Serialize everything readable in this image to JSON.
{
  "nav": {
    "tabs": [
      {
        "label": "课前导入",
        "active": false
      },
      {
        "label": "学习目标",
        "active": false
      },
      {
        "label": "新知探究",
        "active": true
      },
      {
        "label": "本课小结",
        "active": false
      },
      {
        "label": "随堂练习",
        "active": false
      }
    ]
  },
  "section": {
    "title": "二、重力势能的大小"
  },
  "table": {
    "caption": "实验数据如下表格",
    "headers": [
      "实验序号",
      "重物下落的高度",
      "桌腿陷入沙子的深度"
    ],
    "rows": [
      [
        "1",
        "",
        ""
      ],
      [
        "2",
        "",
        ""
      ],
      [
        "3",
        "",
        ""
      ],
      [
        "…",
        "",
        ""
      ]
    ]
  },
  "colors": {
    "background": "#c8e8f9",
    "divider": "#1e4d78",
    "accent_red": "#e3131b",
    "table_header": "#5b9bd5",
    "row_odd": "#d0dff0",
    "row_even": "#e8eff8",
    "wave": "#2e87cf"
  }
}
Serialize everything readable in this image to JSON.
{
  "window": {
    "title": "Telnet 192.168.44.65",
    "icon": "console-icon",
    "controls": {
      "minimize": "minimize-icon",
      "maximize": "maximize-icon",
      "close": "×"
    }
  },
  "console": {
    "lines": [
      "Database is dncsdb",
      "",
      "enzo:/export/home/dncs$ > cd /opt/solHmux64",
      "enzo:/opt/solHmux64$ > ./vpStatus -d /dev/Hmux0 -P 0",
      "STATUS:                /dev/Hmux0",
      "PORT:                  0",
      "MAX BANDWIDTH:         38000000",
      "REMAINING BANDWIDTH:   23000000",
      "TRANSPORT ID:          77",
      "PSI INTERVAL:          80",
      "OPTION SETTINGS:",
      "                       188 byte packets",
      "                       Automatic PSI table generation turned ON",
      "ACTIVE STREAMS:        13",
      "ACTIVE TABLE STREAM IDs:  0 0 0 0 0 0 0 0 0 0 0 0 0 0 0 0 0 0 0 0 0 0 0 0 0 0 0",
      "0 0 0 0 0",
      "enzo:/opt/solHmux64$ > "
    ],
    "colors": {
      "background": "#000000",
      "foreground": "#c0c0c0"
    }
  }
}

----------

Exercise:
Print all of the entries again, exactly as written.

Output below:
Serialize everything readable in this image to JSON.
{
  "nav": {
    "tabs": [
      {
        "label": "课前导入",
        "active": false
      },
      {
        "label": "学习目标",
        "active": false
      },
      {
        "label": "新知探究",
        "active": true
      },
      {
        "label": "本课小结",
        "active": false
      },
      {
        "label": "随堂练习",
        "active": false
      }
    ]
  },
  "section": {
    "title": "二、重力势能的大小"
  },
  "table": {
    "caption": "实验数据如下表格",
    "headers": [
      "实验序号",
      "重物下落的高度",
      "桌腿陷入沙子的深度"
    ],
    "rows": [
      [
        "1",
        "",
        ""
      ],
      [
        "2",
        "",
        ""
      ],
      [
        "3",
        "",
        ""
      ],
      [
        "…",
        "",
        ""
      ]
    ]
  },
  "colors": {
    "background": "#c8e8f9",
    "divider": "#1e4d78",
    "accent_red": "#e3131b",
    "table_header": "#5b9bd5",
    "row_odd": "#d0dff0",
    "row_even": "#e8eff8",
    "wave": "#2e87cf"
  }
}
Serialize everything readable in this image to JSON.
{
  "window": {
    "title": "Telnet 192.168.44.65",
    "icon": "console-icon",
    "controls": {
      "minimize": "minimize-icon",
      "maximize": "maximize-icon",
      "close": "×"
    }
  },
  "console": {
    "lines": [
      "Database is dncsdb",
      "",
      "enzo:/export/home/dncs$ > cd /opt/solHmux64",
      "enzo:/opt/solHmux64$ > ./vpStatus -d /dev/Hmux0 -P 0",
      "STATUS:                /dev/Hmux0",
      "PORT:                  0",
      "MAX BANDWIDTH:         38000000",
      "REMAINING BANDWIDTH:   23000000",
      "TRANSPORT ID:          77",
      "PSI INTERVAL:          80",
      "OPTION SETTINGS:",
      "                       188 byte packets",
      "                       Automatic PSI table generation turned ON",
      "ACTIVE STREAMS:        13",
      "ACTIVE TABLE STREAM IDs:  0 0 0 0 0 0 0 0 0 0 0 0 0 0 0 0 0 0 0 0 0 0 0 0 0 0 0",
      "0 0 0 0 0",
      "enzo:/opt/solHmux64$ > "
    ],
    "colors": {
      "background": "#000000",
      "foreground": "#c0c0c0"
    }
  }
}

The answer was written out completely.